Star Trek Saturdays #10

It’s time for Star Trek Saturdays #10!


This week’s episode is “Dagger of the Mind” and it’s an interesting twist on an old story: the perfect prison with something sinister going on behind the scenes. This, of course, isn’t something new to fiction in general or even science fiction, but it’s neat to see how Trek took it on.

Our story opens with the Enterprise beaming supplies down to, and receiving a crate from, the Tantalus Penal Colony on the planet  Tantalus V. However, the crate the Enterprise has received has been emptied of its contents and replaced with a stowaway, one Simon Van Gelder.

Van Gelder (Morgan Woodward) subdues several crewmen and storms the bridge, violently declaring that “I won’t go back there!” He’s subdued by Spock with a Vulcan nerve pinch and placed in sickbay; he begins explaining how he was tortured by Dr. Tristan Adams, the head of the colony, but is wracked with pain and unable to continue. Kirk contacts Adams and discovers that Van Gelder is actually a doctor himself and a colleague of Adams who injured himself at work. Kirk, required by Starfleet laws to investigate, beams down with ship’s psychiatrist Helen Noel (Marianna Hill) who has some interesting memories she tries to bring up of Kirk at the science lab Christmas party.

(insert your own va-va-voom noises here)

They beam down, meet up with Adams (James Gregory) who shows them the neural neutralizer, a device that wipes one’s mind and allows select memories to be implanted. He tells them that Van Gelder used the device on himself without supervision and wound up in the severe condition they found him in. But Kirk and Noel aren’t so sure about that…

This episode is distinct in that it’s the introduction of the Vulcan ability of mind melding, although it’s not called that here. Spock has to use it in order to help make Van Gelder more lucid so they can understand what it is he’s trying to tell them.

That’s also the point where I was actually able to appreciate Woodward’s acting the most. For the most part, he plays to the backlights, shouting and raving, in a performance that makes the show feel like the serials it evolved out of rather than the serious drama it was intended to be. He’s not that great. As Helen, Hill not only looks good but is able to hold her own against Kirk as far as bravado goes; definitely a go-getter.

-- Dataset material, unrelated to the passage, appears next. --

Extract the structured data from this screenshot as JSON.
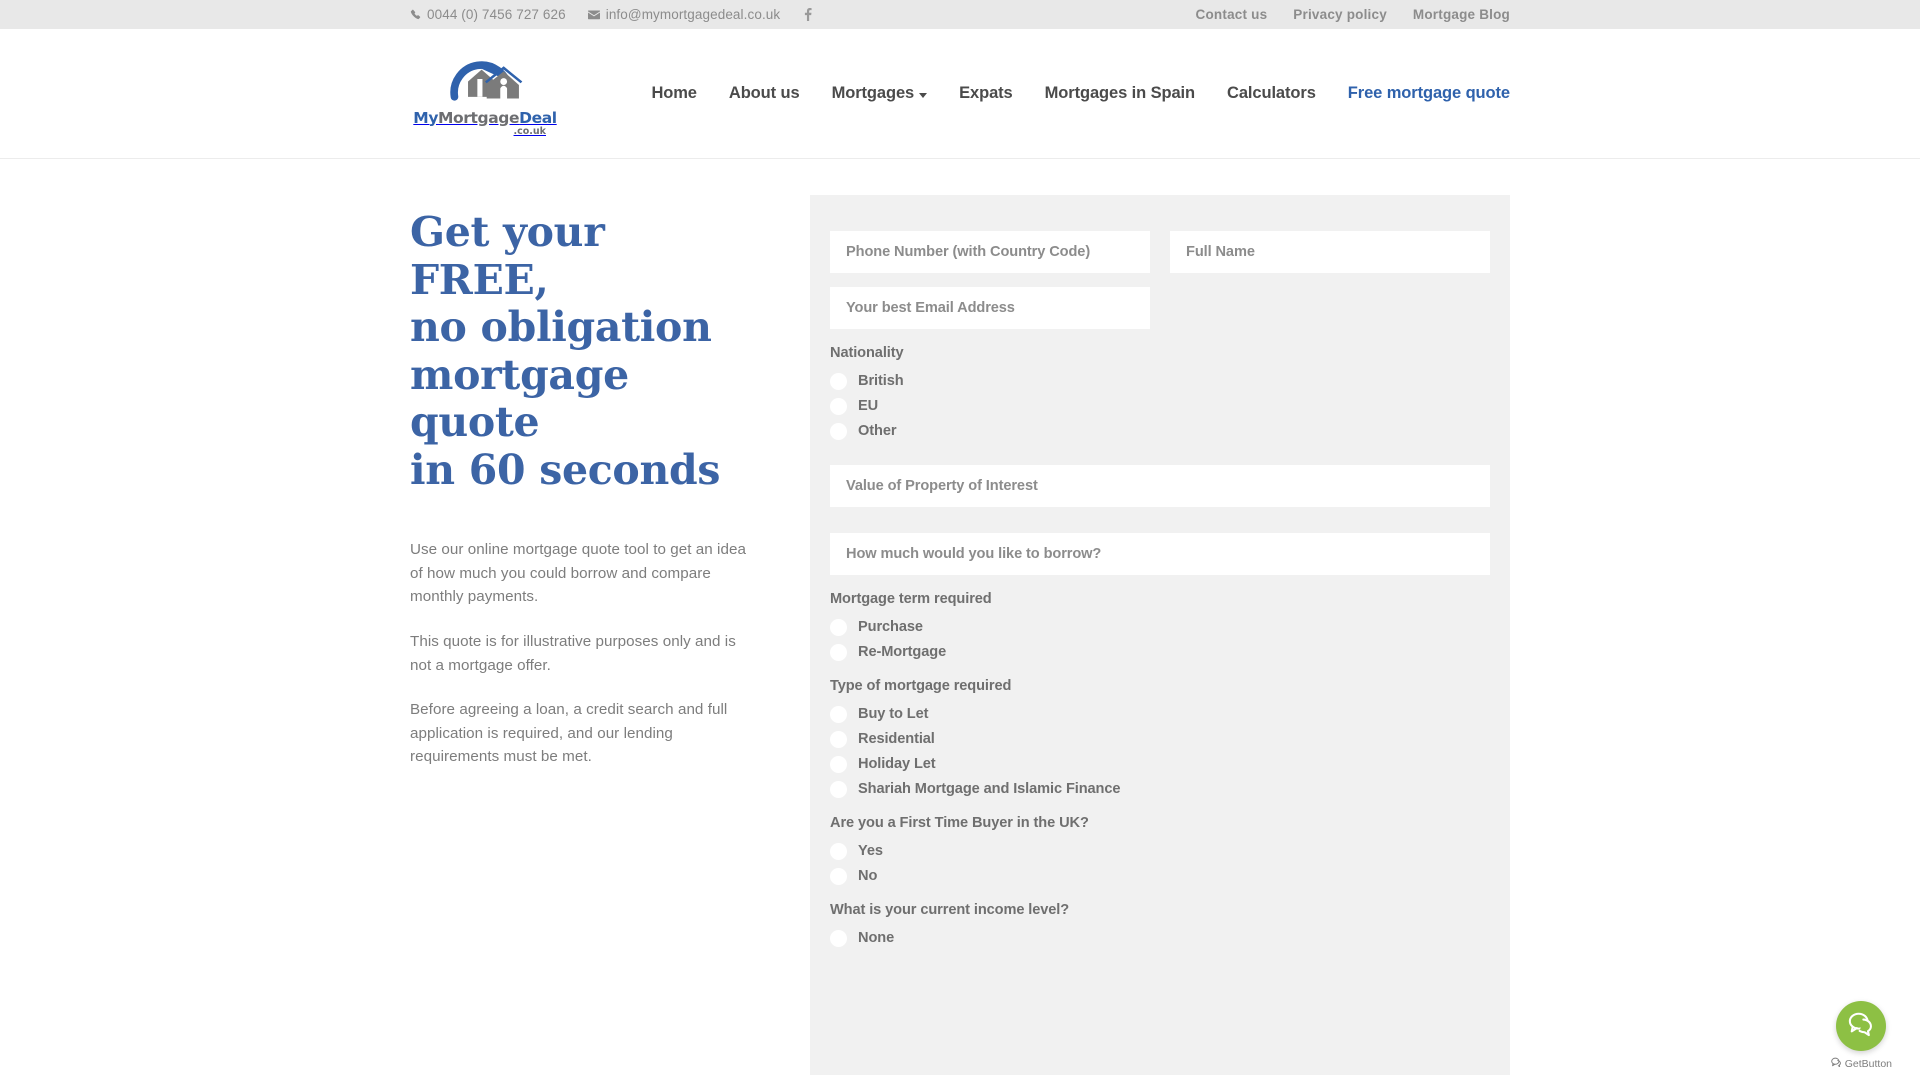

Gregory is more of a subtle villain as Adams, a lot more quiet than the villains one usually associates with this sort of story.

Kirk has some nice heroic moments, McCoy and Spock develop their bond further and Nimoy has a couple of instances where a simple facial expression provides a killer comedic beat. Mix all that together with some nice, tense directing by Vincent McEvetty, returning here from “Balance of Terror” and a keen, well-paced script by S. Bar David (real name: Shimon Wincelberg) and you have a nice little episode. Recommended.

Thanks to Memory Alpha, the official Star Trek wiki for the pics and episode information, as well as Amazon Instant for hosting the show. We’ll see you next Saturday and until then, live long and prosper.